Your objective: Write out each record below exactly as it appears, with no pictures.

Records for processing:
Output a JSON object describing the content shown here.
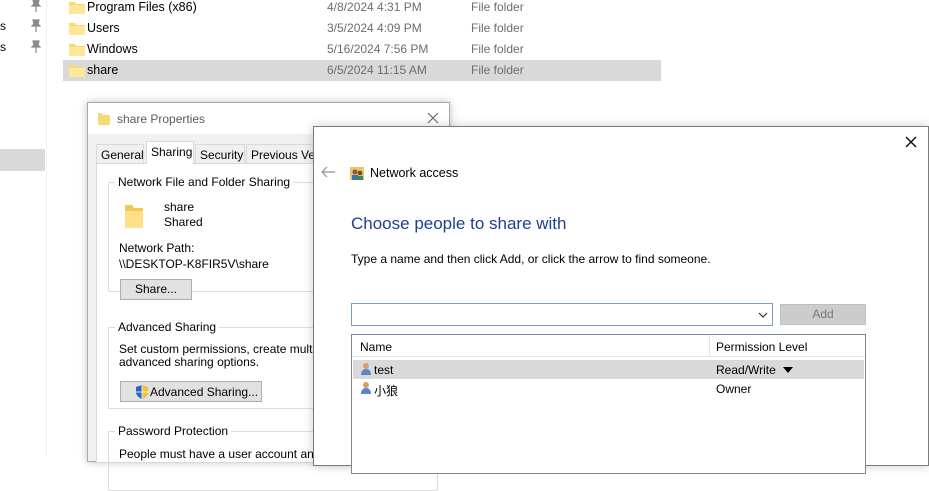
{
  "explorer": {
    "nav_fragments": [
      "",
      "s",
      "s"
    ],
    "files": [
      {
        "name": "Program Files (x86)",
        "date": "4/8/2024 4:31 PM",
        "type": "File folder",
        "selected": false
      },
      {
        "name": "Users",
        "date": "3/5/2024 4:09 PM",
        "type": "File folder",
        "selected": false
      },
      {
        "name": "Windows",
        "date": "5/16/2024 7:56 PM",
        "type": "File folder",
        "selected": false
      },
      {
        "name": "share",
        "date": "6/5/2024 11:15 AM",
        "type": "File folder",
        "selected": true
      }
    ]
  },
  "properties": {
    "title": "share Properties",
    "tabs": [
      "General",
      "Sharing",
      "Security",
      "Previous Vers"
    ],
    "active_tab": "Sharing",
    "network_sharing": {
      "legend": "Network File and Folder Sharing",
      "folder_name": "share",
      "status": "Shared",
      "path_label": "Network Path:",
      "path_value": "\\\\DESKTOP-K8FIR5V\\share",
      "share_button": "Share..."
    },
    "advanced": {
      "legend": "Advanced Sharing",
      "text_line1": "Set custom permissions, create multiple sh",
      "text_line2": "advanced sharing options.",
      "button": "Advanced Sharing..."
    },
    "password": {
      "legend": "Password Protection",
      "text_line1": "People must have a user account and pa"
    }
  },
  "wizard": {
    "title": "Network access",
    "heading": "Choose people to share with",
    "instruction": "Type a name and then click Add, or click the arrow to find someone.",
    "input_value": "",
    "add_button": "Add",
    "columns": {
      "name": "Name",
      "permission": "Permission Level"
    },
    "users": [
      {
        "name": "test",
        "permission": "Read/Write",
        "selected": true
      },
      {
        "name": "小狼",
        "permission": "Owner",
        "selected": false
      }
    ]
  },
  "colors": {
    "heading_blue": "#1f3f8f",
    "selection_gray": "#d9d9d9",
    "folder_yellow": "#f8d775"
  }
}
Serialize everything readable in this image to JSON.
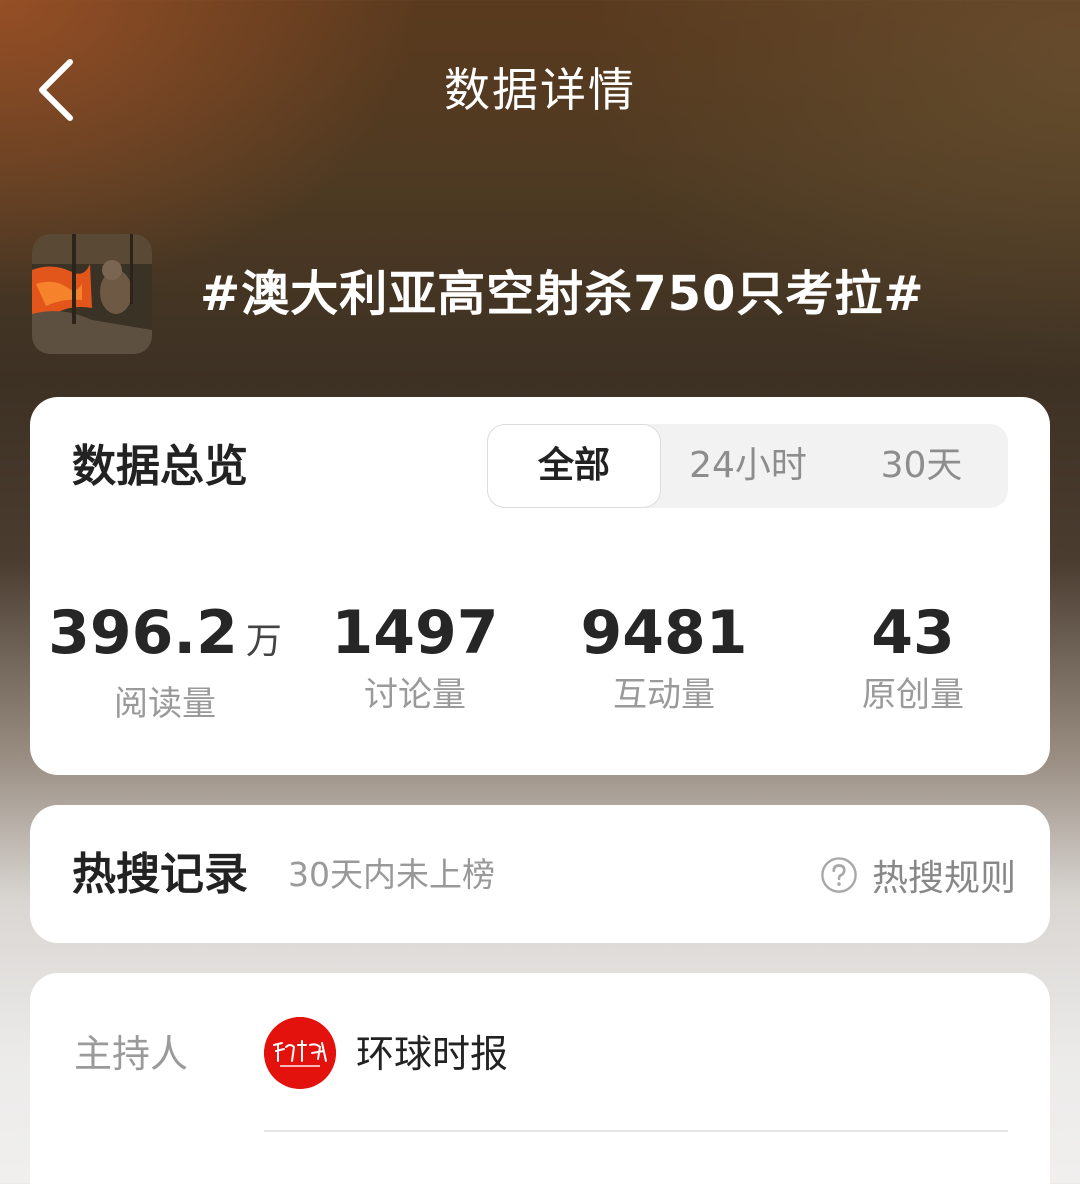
{
  "header": {
    "title": "数据详情",
    "back_icon": "chevron-left-icon"
  },
  "topic": {
    "title": "#澳大利亚高空射杀750只考拉#"
  },
  "overview": {
    "title": "数据总览",
    "tabs": [
      {
        "label": "全部",
        "active": true
      },
      {
        "label": "24小时",
        "active": false
      },
      {
        "label": "30天",
        "active": false
      }
    ],
    "stats": [
      {
        "value": "396.2",
        "unit": "万",
        "label": "阅读量"
      },
      {
        "value": "1497",
        "unit": "",
        "label": "讨论量"
      },
      {
        "value": "9481",
        "unit": "",
        "label": "互动量"
      },
      {
        "value": "43",
        "unit": "",
        "label": "原创量"
      }
    ]
  },
  "hot_search": {
    "title": "热搜记录",
    "subtitle": "30天内未上榜",
    "rules_label": "热搜规则",
    "rules_icon": "question-circle-icon"
  },
  "host": {
    "label": "主持人",
    "name": "环球时报"
  },
  "colors": {
    "card_bg": "#ffffff",
    "avatar_red": "#e3120c",
    "text_primary": "#222222",
    "text_secondary": "#9a9a9a"
  }
}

Solution:
Output a JSON object describing the content shown here.
{
  "explorer": {
    "nav_fragments": [
      "",
      "s",
      "s"
    ],
    "files": [
      {
        "name": "Program Files (x86)",
        "date": "4/8/2024 4:31 PM",
        "type": "File folder",
        "selected": false
      },
      {
        "name": "Users",
        "date": "3/5/2024 4:09 PM",
        "type": "File folder",
        "selected": false
      },
      {
        "name": "Windows",
        "date": "5/16/2024 7:56 PM",
        "type": "File folder",
        "selected": false
      },
      {
        "name": "share",
        "date": "6/5/2024 11:15 AM",
        "type": "File folder",
        "selected": true
      }
    ]
  },
  "properties": {
    "title": "share Properties",
    "tabs": [
      "General",
      "Sharing",
      "Security",
      "Previous Vers"
    ],
    "active_tab": "Sharing",
    "network_sharing": {
      "legend": "Network File and Folder Sharing",
      "folder_name": "share",
      "status": "Shared",
      "path_label": "Network Path:",
      "path_value": "\\\\DESKTOP-K8FIR5V\\share",
      "share_button": "Share..."
    },
    "advanced": {
      "legend": "Advanced Sharing",
      "text_line1": "Set custom permissions, create multiple sh",
      "text_line2": "advanced sharing options.",
      "button": "Advanced Sharing..."
    },
    "password": {
      "legend": "Password Protection",
      "text_line1": "People must have a user account and pa"
    }
  },
  "wizard": {
    "title": "Network access",
    "heading": "Choose people to share with",
    "instruction": "Type a name and then click Add, or click the arrow to find someone.",
    "input_value": "",
    "add_button": "Add",
    "columns": {
      "name": "Name",
      "permission": "Permission Level"
    },
    "users": [
      {
        "name": "test",
        "permission": "Read/Write",
        "selected": true
      },
      {
        "name": "小狼",
        "permission": "Owner",
        "selected": false
      }
    ]
  },
  "colors": {
    "heading_blue": "#1f3f8f",
    "selection_gray": "#d9d9d9",
    "folder_yellow": "#f8d775"
  }
}
Serialize everything readable in this image to JSON.
{
  "header": {
    "title": "数据详情",
    "back_icon": "chevron-left-icon"
  },
  "topic": {
    "title": "#澳大利亚高空射杀750只考拉#"
  },
  "overview": {
    "title": "数据总览",
    "tabs": [
      {
        "label": "全部",
        "active": true
      },
      {
        "label": "24小时",
        "active": false
      },
      {
        "label": "30天",
        "active": false
      }
    ],
    "stats": [
      {
        "value": "396.2",
        "unit": "万",
        "label": "阅读量"
      },
      {
        "value": "1497",
        "unit": "",
        "label": "讨论量"
      },
      {
        "value": "9481",
        "unit": "",
        "label": "互动量"
      },
      {
        "value": "43",
        "unit": "",
        "label": "原创量"
      }
    ]
  },
  "hot_search": {
    "title": "热搜记录",
    "subtitle": "30天内未上榜",
    "rules_label": "热搜规则",
    "rules_icon": "question-circle-icon"
  },
  "host": {
    "label": "主持人",
    "name": "环球时报"
  },
  "colors": {
    "card_bg": "#ffffff",
    "avatar_red": "#e3120c",
    "text_primary": "#222222",
    "text_secondary": "#9a9a9a"
  }
}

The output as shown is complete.